“If the Scottish Government is to have any chance of tackling poverty effectively and meeting its statutory targets on child poverty, it will need to take sustained action and invest considerably more than current levels.

“Future levels of funding must meet the scale of the challenge.”

Anti-poverty charities responded to the commission’s findings.

John Dickie, director of the Child Poverty Action Group in Scotland, said: “What this report makes absolutely clear is that there is a massive gap between the scale of Scotland’s ambition to tackle child poverty and the scale of resources allocated to delivering that commitment.

“Investment to date in Best Start Grants, increases to school clothing grants, additional employability support for parents and extended early years childcare support are all really welcome, but they are nowhere near sufficient to make the kinds of impact on child poverty needed to meet the 2030 target of less than 10% of our children living in poverty.”

Citizens Advice Scotland policy manager Nina Ballantyne added: “The Scottish Citizens Advice Network helps hundreds of thousands of people each year, many struggling with soaring living costs and stagnant incomes.

“The experience of people who use our services chimes with what the commission has identified as priorities - social security, work and housing are among the most common topics people seek advice on. There is no single government policy that can solve poverty, but we support the commission’s call for a coordinated approach backed up by the right levels of investment.

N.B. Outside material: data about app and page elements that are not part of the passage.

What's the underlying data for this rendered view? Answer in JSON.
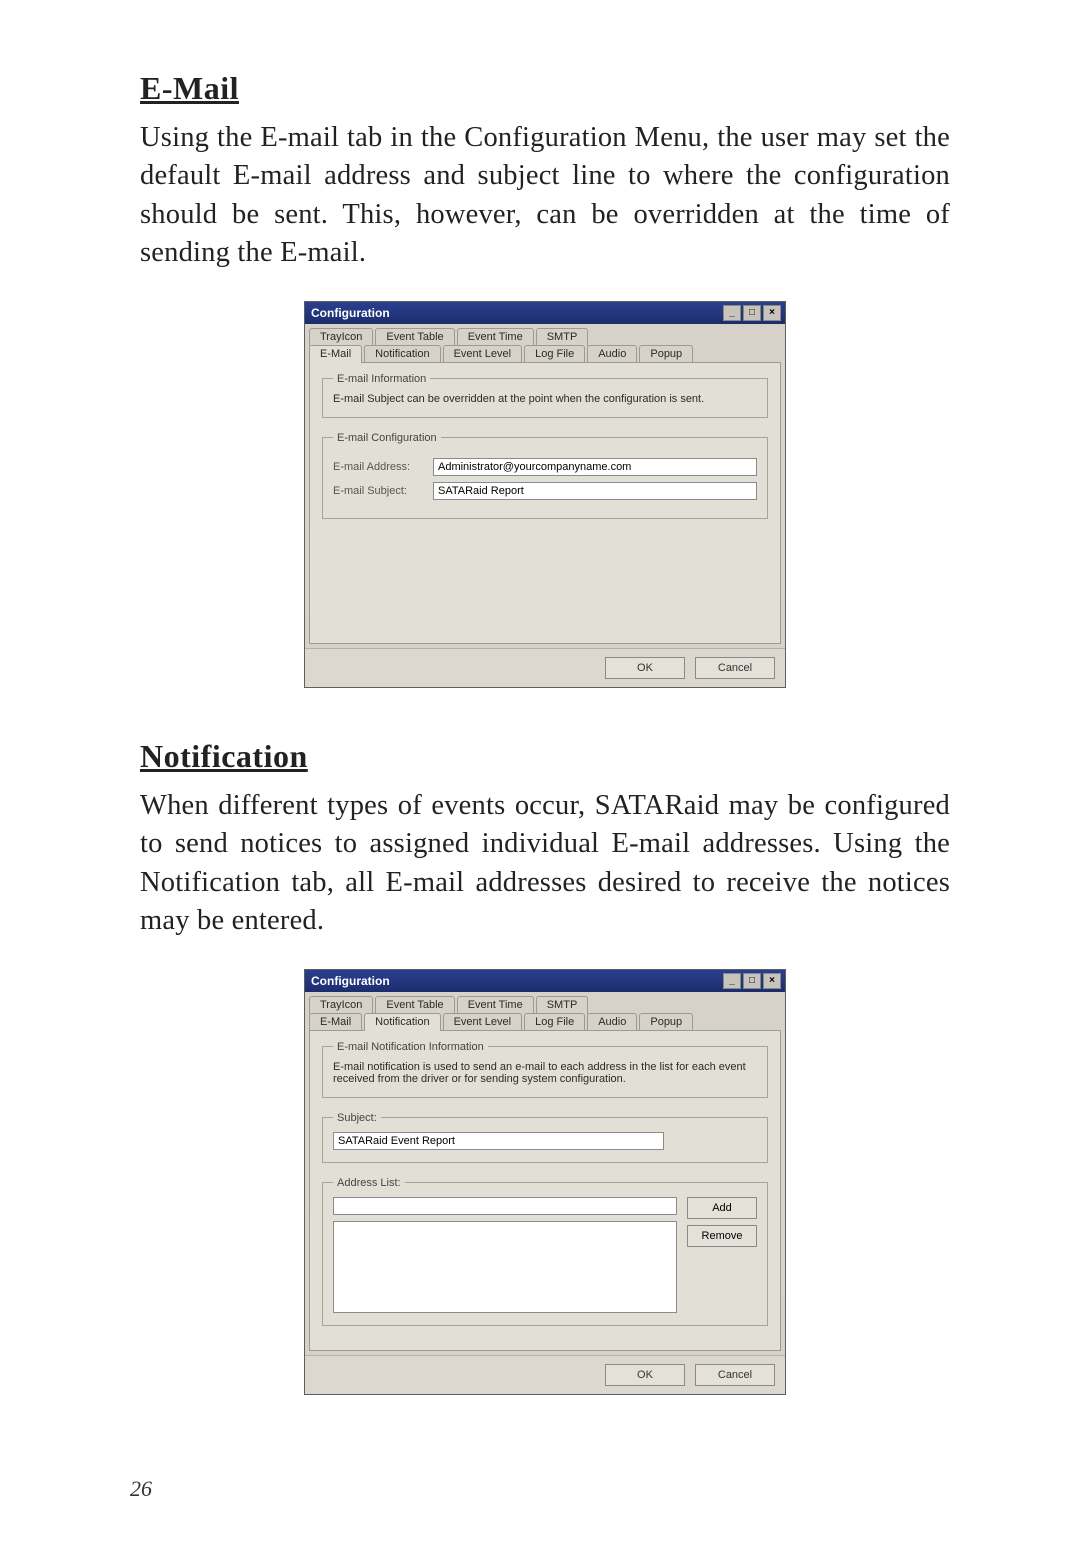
{
  "page_number": "26",
  "section_email": {
    "heading": "E-Mail",
    "paragraph": "Using the E-mail tab in the Configuration Menu, the user may set the default E-mail address and subject line to where the configuration should be sent. This, however, can be overridden at the time of sending the E-mail."
  },
  "dialog_email": {
    "title": "Configuration",
    "tabs_row1": [
      "TrayIcon",
      "Event Table",
      "Event Time",
      "SMTP"
    ],
    "tabs_row2": [
      "E-Mail",
      "Notification",
      "Event Level",
      "Log File",
      "Audio",
      "Popup"
    ],
    "active_tab": "E-Mail",
    "info_legend": "E-mail Information",
    "info_text": "E-mail Subject can be overridden at the point when the configuration is sent.",
    "config_legend": "E-mail Configuration",
    "address_label": "E-mail Address:",
    "address_value": "Administrator@yourcompanyname.com",
    "subject_label": "E-mail Subject:",
    "subject_value": "SATARaid Report",
    "ok": "OK",
    "cancel": "Cancel"
  },
  "section_notification": {
    "heading": "Notification",
    "paragraph": "When different types of events occur, SATARaid may be configured to send notices to assigned individual E-mail addresses. Using the Notification tab, all E-mail addresses desired to receive the notices may be entered."
  },
  "dialog_notification": {
    "title": "Configuration",
    "tabs_row1": [
      "TrayIcon",
      "Event Table",
      "Event Time",
      "SMTP"
    ],
    "tabs_row2": [
      "E-Mail",
      "Notification",
      "Event Level",
      "Log File",
      "Audio",
      "Popup"
    ],
    "active_tab": "Notification",
    "info_legend": "E-mail Notification Information",
    "info_text": "E-mail notification is used to send an e-mail to each address in the list for each event received from the driver or for sending system configuration.",
    "subject_legend": "Subject:",
    "subject_value": "SATARaid Event Report",
    "addrlist_legend": "Address List:",
    "add": "Add",
    "remove": "Remove",
    "ok": "OK",
    "cancel": "Cancel"
  }
}
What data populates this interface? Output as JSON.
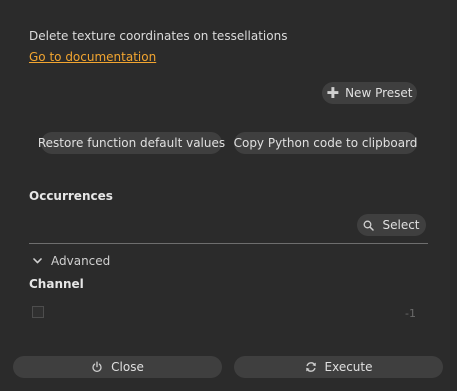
{
  "description": "Delete texture coordinates on tessellations",
  "doc_link": "Go to documentation",
  "presets": {
    "new_label": "New Preset",
    "new_icon": "plus-icon"
  },
  "actions": {
    "restore_label": "Restore function default values",
    "copy_label": "Copy Python code to clipboard"
  },
  "occurrences": {
    "title": "Occurrences",
    "select_label": "Select",
    "select_icon": "search-icon"
  },
  "advanced": {
    "label": "Advanced",
    "icon": "chevron-down-icon",
    "expanded": true
  },
  "channel": {
    "title": "Channel",
    "checked": false,
    "value": "-1"
  },
  "footer": {
    "close_label": "Close",
    "close_icon": "power-icon",
    "execute_label": "Execute",
    "execute_icon": "refresh-icon"
  },
  "colors": {
    "background": "#2b2b2b",
    "button": "#3f3f3f",
    "link": "#f2a530"
  }
}
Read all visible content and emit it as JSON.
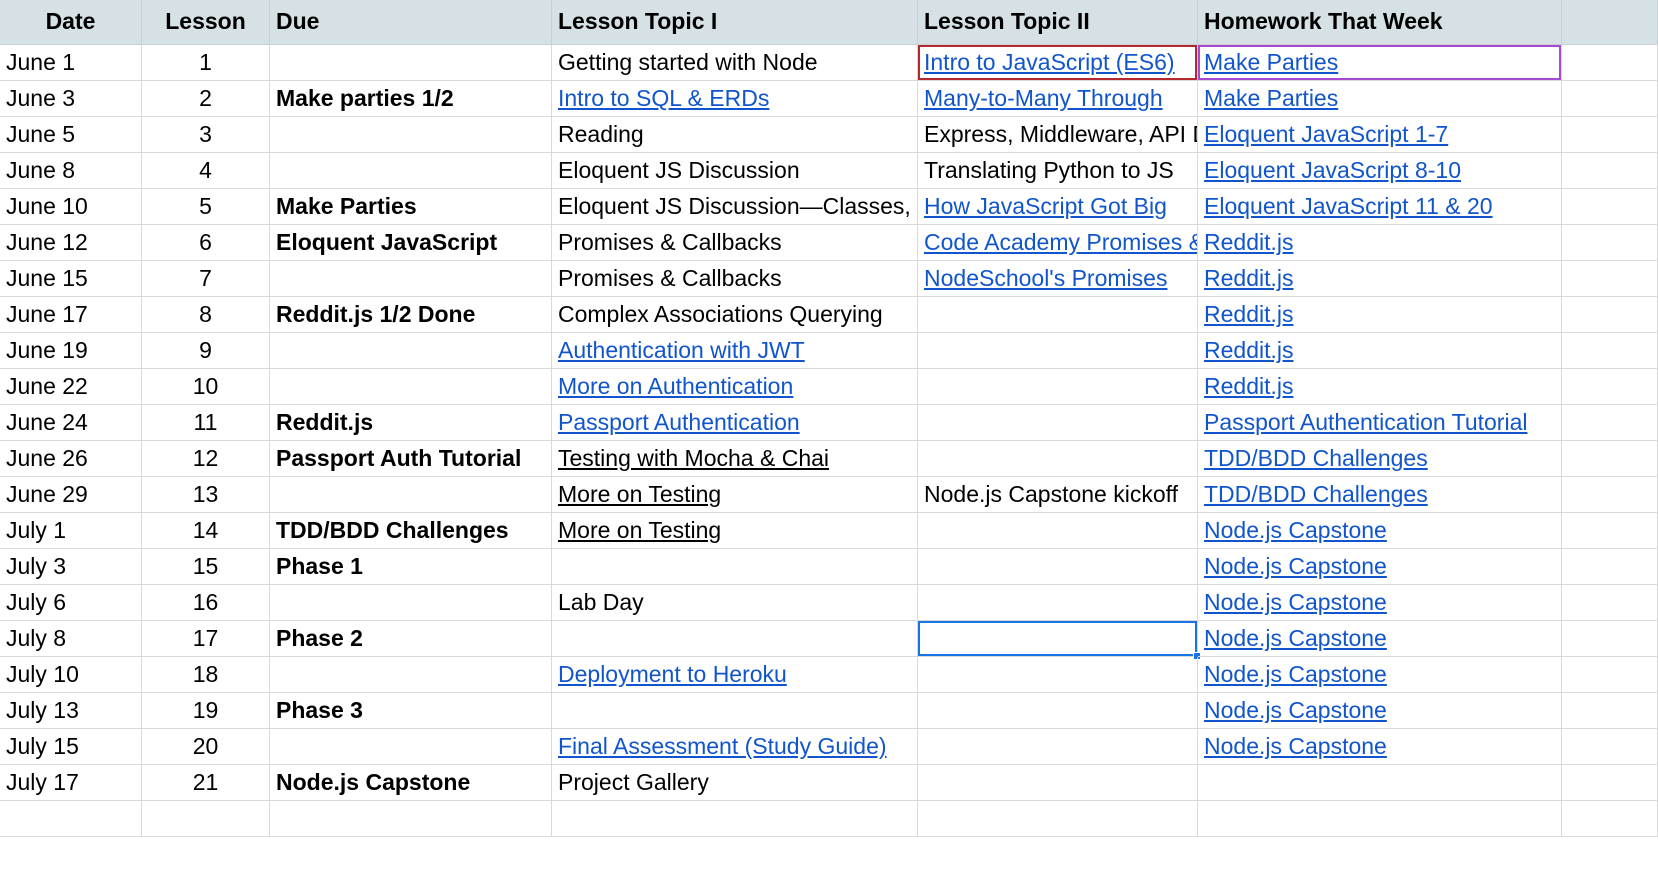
{
  "headers": [
    "Date",
    "Lesson",
    "Due",
    "Lesson Topic I",
    "Lesson Topic II",
    "Homework That Week"
  ],
  "rows": [
    {
      "date": "June 1",
      "lesson": "1",
      "due": "",
      "topic1": "Getting started with Node",
      "topic2": "Intro to JavaScript (ES6)",
      "homework": "Make Parties"
    },
    {
      "date": "June 3",
      "lesson": "2",
      "due": "Make parties 1/2",
      "topic1": "Intro to SQL & ERDs",
      "topic2": "Many-to-Many Through",
      "homework": "Make Parties"
    },
    {
      "date": "June 5",
      "lesson": "3",
      "due": "",
      "topic1": "Reading",
      "topic2": "Express, Middleware, API D",
      "homework": "Eloquent JavaScript 1-7"
    },
    {
      "date": "June 8",
      "lesson": "4",
      "due": "",
      "topic1": "Eloquent JS Discussion",
      "topic2": "Translating Python to JS",
      "homework": "Eloquent JavaScript 8-10"
    },
    {
      "date": "June 10",
      "lesson": "5",
      "due": "Make Parties",
      "topic1": "Eloquent JS Discussion—Classes, M",
      "topic2": "How JavaScript Got Big",
      "homework": "Eloquent JavaScript 11 & 20"
    },
    {
      "date": "June 12",
      "lesson": "6",
      "due": "Eloquent JavaScript",
      "topic1": "Promises & Callbacks",
      "topic2": "Code Academy Promises &",
      "homework": "Reddit.js"
    },
    {
      "date": "June 15",
      "lesson": "7",
      "due": "",
      "topic1": "Promises & Callbacks",
      "topic2": "NodeSchool's Promises",
      "homework": "Reddit.js"
    },
    {
      "date": "June 17",
      "lesson": "8",
      "due": "Reddit.js 1/2 Done",
      "topic1": "Complex Associations Querying",
      "topic2": "",
      "homework": "Reddit.js"
    },
    {
      "date": "June 19",
      "lesson": "9",
      "due": "",
      "topic1": "Authentication with JWT",
      "topic2": "",
      "homework": "Reddit.js"
    },
    {
      "date": "June 22",
      "lesson": "10",
      "due": "",
      "topic1": "More on Authentication",
      "topic2": "",
      "homework": "Reddit.js"
    },
    {
      "date": "June 24",
      "lesson": "11",
      "due": "Reddit.js",
      "topic1": "Passport Authentication",
      "topic2": "",
      "homework": "Passport Authentication Tutorial"
    },
    {
      "date": "June 26",
      "lesson": "12",
      "due": "Passport Auth Tutorial",
      "topic1": "Testing with Mocha & Chai",
      "topic2": "",
      "homework": "TDD/BDD Challenges"
    },
    {
      "date": "June 29",
      "lesson": "13",
      "due": "",
      "topic1": "More on Testing",
      "topic2": "Node.js Capstone kickoff",
      "homework": "TDD/BDD Challenges"
    },
    {
      "date": "July 1",
      "lesson": "14",
      "due": "TDD/BDD Challenges",
      "topic1": "More on Testing",
      "topic2": "",
      "homework": "Node.js Capstone"
    },
    {
      "date": "July 3",
      "lesson": "15",
      "due": "Phase 1",
      "topic1": "",
      "topic2": "",
      "homework": "Node.js Capstone"
    },
    {
      "date": "July 6",
      "lesson": "16",
      "due": "",
      "topic1": "Lab Day",
      "topic2": "",
      "homework": "Node.js Capstone"
    },
    {
      "date": "July 8",
      "lesson": "17",
      "due": "Phase 2",
      "topic1": "",
      "topic2": "",
      "homework": "Node.js Capstone"
    },
    {
      "date": "July 10",
      "lesson": "18",
      "due": "",
      "topic1": "Deployment to Heroku",
      "topic2": "",
      "homework": "Node.js Capstone"
    },
    {
      "date": "July 13",
      "lesson": "19",
      "due": "Phase 3",
      "topic1": "",
      "topic2": "",
      "homework": "Node.js Capstone"
    },
    {
      "date": "July 15",
      "lesson": "20",
      "due": "",
      "topic1": "Final Assessment (Study Guide)",
      "topic2": "",
      "homework": "Node.js Capstone"
    },
    {
      "date": "July 17",
      "lesson": "21",
      "due": "Node.js Capstone",
      "topic1": "Project Gallery",
      "topic2": "",
      "homework": ""
    },
    {
      "date": "",
      "lesson": "",
      "due": "",
      "topic1": "",
      "topic2": "",
      "homework": ""
    }
  ],
  "styles": {
    "link_color": "#1155cc",
    "header_bg": "#d6e1e5",
    "red_selection": "#b3292e",
    "purple_selection": "#a64bd1",
    "active_selection": "#1a73e8"
  },
  "links": {
    "topic1": [
      1,
      8,
      9,
      10,
      17,
      19
    ],
    "topic1_plain_underline": [
      11,
      12,
      13
    ],
    "topic2": [
      0,
      1,
      4,
      5,
      6
    ],
    "homework": [
      0,
      1,
      2,
      3,
      4,
      5,
      6,
      7,
      8,
      9,
      10,
      11,
      12,
      13,
      14,
      15,
      16,
      17,
      18,
      19
    ]
  },
  "selections": {
    "red": {
      "row": 0,
      "col": "topic2"
    },
    "purple": {
      "row": 0,
      "col": "homework"
    },
    "active": {
      "row": 16,
      "col": "topic2"
    }
  }
}
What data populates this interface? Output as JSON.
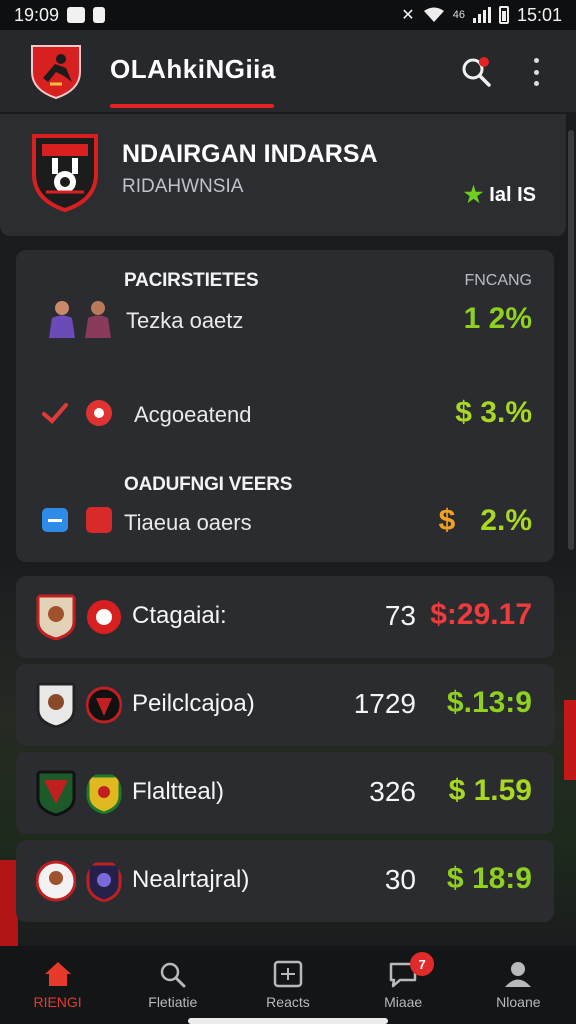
{
  "status_bar": {
    "time_left": "19:09",
    "network": "46",
    "time_right": "15:01"
  },
  "header": {
    "title": "OLAhkiNGiia"
  },
  "team": {
    "name": "NDAIRGAN INDARSA",
    "subtitle": "RIDAHWNSIA",
    "rating": "Ial IS"
  },
  "odds_panel": {
    "section1_title": "PACIRSTIETES",
    "column_header": "FNCANG",
    "rows": [
      {
        "label": "Tezka oaetz",
        "value": "1  2%"
      },
      {
        "label": "Acgoeatend",
        "value": "$  3.%"
      },
      {
        "label": "Tiaeua oaers",
        "value": "$  2.%"
      }
    ],
    "section2_title": "OADUFNGI VEERS"
  },
  "matches": [
    {
      "name": "Ctagaiai:",
      "count": "73",
      "price": "$:29.17",
      "price_color": "#ee3b3b"
    },
    {
      "name": "Peilclcajoa)",
      "count": "1729",
      "price": "$.13:9",
      "price_color": "#8ed21f"
    },
    {
      "name": "Flaltteal)",
      "count": "326",
      "price": "$  1.59",
      "price_color": "#a8d822"
    },
    {
      "name": "Nealrtajral)",
      "count": "30",
      "price": "$ 18:9",
      "price_color": "#8ed21f"
    }
  ],
  "bottom_nav": [
    {
      "label": "RIENGI",
      "icon": "home-icon",
      "active": true
    },
    {
      "label": "Fletiatie",
      "icon": "search-icon",
      "active": false
    },
    {
      "label": "Reacts",
      "icon": "scoreboard-icon",
      "active": false
    },
    {
      "label": "Miaae",
      "icon": "chat-icon",
      "active": false,
      "badge": "7"
    },
    {
      "label": "Nloane",
      "icon": "profile-icon",
      "active": false
    }
  ],
  "colors": {
    "accent_red": "#e32222",
    "odds_green": "#8ed21f",
    "background": "#1a1b1e",
    "card": "#2a2c30"
  }
}
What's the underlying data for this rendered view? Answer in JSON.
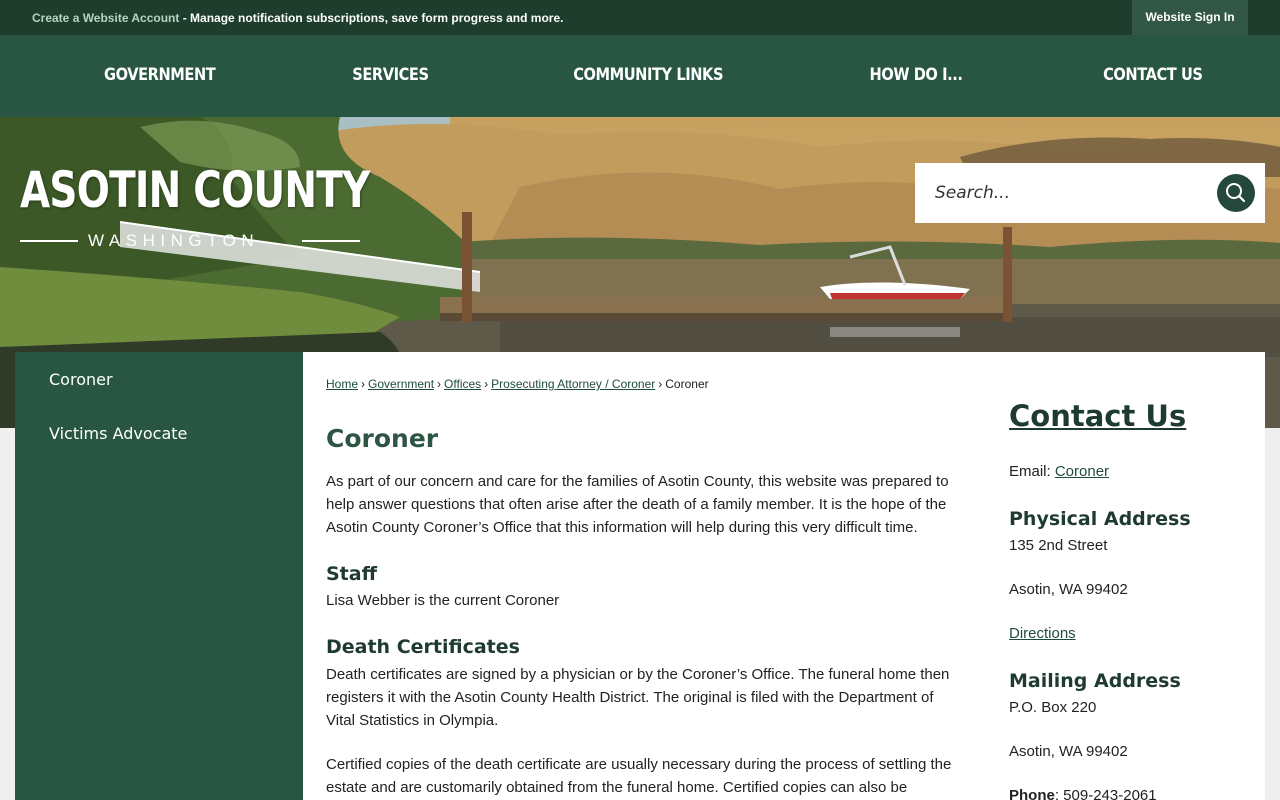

“People struggling can visit their local Citizens Advice Bureau for help, whether that is to claim the benefits they are entitled to, cut their energy bills or get housing advice.”

The task ahead for the Scottish Government will not be easy – the scale of the challenge was set out this week by United Nations rapporteur on extreme poverty, Philip Alston.

He accused UK government ministers of being in a state of denial about the impact of policies, including the rollout of Universal Credit, since 2010.

Alston also questioned how much more devolved administrations could spend to mitigate the effects of Westminster-enforced austerity.

A Scottish Government spokesman said: “The 2019-20 Scottish Budget continues our strong investment in building a fairer and more prosperous Scotland, despite our resource budget being reduced by almost £2 billion in real terms since 2010-11 due to UK Government cuts.

“We are investing in truly transformational policies such as our commitment to deliver 50,000 affordable homes in this parliamentary term, backed by record investment of £825 million; an extra £210 million of resource and £175 million of capital to support our expansion of funded early learning and childcare to 1,140 hours by August 2020; and £435 in direct assistance through social security measures – all measures to help support those on low incomes and put money directly in the pockets of families in need.

“We are clear that in order to reach our ambitious child poverty targets we will require to make substantial new investment, and we have committed to introducing a new Income Supplement which will put money directly in the pockets of families in need.”

29th May 2019 by linda cormack

poverty isolation of our elderly kids not having a hot meal daily is not new its old hat our country suffered from the policy since Thatcher years our young people are lost in addiction their parents are lost to them and the world who blames them as no one gives a dame there all surplus to demand.